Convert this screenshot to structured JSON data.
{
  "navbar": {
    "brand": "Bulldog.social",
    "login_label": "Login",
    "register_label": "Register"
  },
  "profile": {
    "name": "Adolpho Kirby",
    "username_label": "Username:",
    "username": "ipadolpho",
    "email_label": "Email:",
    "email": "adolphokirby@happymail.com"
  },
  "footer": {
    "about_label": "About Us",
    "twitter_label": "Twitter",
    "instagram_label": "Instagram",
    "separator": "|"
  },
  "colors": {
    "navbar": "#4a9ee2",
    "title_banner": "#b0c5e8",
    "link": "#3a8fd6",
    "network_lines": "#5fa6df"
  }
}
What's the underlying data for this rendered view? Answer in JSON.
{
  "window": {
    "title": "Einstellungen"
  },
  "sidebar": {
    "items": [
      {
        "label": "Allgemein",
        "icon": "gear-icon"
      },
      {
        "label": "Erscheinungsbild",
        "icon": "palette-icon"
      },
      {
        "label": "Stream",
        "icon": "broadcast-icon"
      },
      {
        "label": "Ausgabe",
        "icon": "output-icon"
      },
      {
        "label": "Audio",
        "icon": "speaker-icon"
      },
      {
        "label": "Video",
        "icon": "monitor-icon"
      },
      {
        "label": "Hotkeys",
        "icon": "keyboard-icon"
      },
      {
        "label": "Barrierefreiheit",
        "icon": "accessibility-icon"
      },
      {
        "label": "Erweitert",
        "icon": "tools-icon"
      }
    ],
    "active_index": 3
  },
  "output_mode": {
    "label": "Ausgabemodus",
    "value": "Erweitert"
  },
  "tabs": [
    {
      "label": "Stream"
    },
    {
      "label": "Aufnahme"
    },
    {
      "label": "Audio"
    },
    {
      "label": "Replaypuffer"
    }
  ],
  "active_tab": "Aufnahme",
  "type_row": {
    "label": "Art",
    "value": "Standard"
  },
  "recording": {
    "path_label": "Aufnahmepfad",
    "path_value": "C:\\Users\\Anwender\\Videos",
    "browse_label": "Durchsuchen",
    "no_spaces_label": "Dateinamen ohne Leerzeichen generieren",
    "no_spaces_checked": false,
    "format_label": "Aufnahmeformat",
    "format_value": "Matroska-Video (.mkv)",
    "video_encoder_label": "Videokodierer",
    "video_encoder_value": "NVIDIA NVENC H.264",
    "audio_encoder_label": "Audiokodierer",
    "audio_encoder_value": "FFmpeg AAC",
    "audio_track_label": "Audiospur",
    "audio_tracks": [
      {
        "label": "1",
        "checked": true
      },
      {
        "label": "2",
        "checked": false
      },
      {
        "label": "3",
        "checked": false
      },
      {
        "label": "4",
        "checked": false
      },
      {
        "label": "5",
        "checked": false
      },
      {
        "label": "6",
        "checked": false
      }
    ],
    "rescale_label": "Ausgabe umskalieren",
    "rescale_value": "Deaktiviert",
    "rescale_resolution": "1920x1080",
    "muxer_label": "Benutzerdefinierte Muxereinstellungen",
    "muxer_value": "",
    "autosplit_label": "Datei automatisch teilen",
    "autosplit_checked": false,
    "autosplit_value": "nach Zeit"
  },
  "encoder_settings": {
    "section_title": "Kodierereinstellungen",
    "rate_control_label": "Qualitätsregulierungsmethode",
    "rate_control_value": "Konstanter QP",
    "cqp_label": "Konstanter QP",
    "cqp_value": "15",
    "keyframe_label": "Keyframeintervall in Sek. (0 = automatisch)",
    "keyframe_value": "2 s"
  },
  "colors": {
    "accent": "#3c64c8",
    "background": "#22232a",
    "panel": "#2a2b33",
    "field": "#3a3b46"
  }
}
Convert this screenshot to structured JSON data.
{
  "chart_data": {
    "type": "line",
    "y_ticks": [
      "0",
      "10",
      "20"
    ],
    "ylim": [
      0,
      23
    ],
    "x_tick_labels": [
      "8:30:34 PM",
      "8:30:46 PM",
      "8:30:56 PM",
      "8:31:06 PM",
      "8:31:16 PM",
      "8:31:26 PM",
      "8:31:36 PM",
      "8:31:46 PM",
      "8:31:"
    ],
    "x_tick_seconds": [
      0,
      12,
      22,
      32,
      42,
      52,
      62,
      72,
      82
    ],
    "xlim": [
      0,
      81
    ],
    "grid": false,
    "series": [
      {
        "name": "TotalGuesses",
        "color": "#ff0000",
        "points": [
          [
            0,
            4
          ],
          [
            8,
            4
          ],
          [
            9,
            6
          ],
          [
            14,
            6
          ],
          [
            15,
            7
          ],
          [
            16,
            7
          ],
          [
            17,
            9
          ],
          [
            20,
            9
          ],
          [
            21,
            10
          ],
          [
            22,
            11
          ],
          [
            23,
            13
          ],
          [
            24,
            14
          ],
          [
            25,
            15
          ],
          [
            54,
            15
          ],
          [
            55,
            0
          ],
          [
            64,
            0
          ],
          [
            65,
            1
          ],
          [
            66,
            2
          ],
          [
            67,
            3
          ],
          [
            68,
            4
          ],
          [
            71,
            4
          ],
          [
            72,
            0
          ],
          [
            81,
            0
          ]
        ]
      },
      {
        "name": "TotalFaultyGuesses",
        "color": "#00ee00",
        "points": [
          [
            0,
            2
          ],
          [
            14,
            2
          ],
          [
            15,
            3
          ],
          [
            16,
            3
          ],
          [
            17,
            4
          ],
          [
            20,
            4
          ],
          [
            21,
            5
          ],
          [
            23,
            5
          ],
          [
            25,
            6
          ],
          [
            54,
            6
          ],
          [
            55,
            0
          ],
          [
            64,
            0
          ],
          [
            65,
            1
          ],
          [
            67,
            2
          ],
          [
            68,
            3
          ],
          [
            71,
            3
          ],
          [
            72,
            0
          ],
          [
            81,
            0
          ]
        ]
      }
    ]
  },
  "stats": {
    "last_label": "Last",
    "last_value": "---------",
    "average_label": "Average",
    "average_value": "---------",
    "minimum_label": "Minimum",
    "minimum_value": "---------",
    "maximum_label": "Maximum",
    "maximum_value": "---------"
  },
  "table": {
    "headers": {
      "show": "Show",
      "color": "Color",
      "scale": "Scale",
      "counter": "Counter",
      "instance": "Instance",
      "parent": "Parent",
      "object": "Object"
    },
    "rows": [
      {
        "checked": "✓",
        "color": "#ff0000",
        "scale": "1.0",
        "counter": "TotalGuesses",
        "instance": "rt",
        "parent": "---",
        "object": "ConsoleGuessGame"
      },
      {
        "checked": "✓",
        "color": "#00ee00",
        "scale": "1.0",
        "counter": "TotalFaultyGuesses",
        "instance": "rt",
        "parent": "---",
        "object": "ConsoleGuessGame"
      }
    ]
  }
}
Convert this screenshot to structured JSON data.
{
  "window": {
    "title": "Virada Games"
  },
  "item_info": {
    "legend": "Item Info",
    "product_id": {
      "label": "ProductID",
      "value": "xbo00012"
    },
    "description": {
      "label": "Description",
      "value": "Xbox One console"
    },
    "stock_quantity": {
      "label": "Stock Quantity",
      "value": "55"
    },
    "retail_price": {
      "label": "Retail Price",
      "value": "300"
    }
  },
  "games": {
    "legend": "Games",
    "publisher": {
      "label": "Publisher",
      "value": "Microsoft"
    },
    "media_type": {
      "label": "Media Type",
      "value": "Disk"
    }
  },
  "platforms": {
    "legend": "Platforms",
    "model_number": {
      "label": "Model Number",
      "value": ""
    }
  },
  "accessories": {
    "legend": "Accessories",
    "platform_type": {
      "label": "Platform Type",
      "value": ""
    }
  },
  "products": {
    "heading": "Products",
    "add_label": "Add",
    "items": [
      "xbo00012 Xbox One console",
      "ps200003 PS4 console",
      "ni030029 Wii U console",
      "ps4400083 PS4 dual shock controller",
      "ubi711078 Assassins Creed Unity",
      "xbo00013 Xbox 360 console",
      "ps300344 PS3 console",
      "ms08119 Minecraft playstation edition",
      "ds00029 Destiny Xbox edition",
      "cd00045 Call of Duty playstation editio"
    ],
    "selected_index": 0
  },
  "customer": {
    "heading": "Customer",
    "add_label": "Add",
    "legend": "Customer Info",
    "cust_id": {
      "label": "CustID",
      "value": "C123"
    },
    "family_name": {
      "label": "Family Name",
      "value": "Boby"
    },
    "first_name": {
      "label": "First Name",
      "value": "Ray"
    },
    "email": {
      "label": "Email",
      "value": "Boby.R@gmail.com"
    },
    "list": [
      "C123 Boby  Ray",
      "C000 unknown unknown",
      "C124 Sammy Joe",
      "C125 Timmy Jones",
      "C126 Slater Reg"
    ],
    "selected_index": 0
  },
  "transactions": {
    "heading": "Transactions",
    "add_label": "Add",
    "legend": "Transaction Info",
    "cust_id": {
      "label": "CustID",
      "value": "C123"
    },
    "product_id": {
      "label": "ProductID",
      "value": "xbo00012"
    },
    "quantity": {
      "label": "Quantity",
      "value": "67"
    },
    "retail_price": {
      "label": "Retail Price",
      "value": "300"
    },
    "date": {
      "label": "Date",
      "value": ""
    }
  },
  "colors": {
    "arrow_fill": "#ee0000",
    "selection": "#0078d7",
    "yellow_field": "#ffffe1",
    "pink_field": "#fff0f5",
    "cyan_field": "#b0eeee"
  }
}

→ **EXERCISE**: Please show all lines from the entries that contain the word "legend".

→ **RESPONSE TO THE TASK**:
    "legend": "Item Info",
    "legend": "Games",
    "legend": "Platforms",
    "legend": "Accessories",
    "legend": "Customer Info",
    "legend": "Transaction Info",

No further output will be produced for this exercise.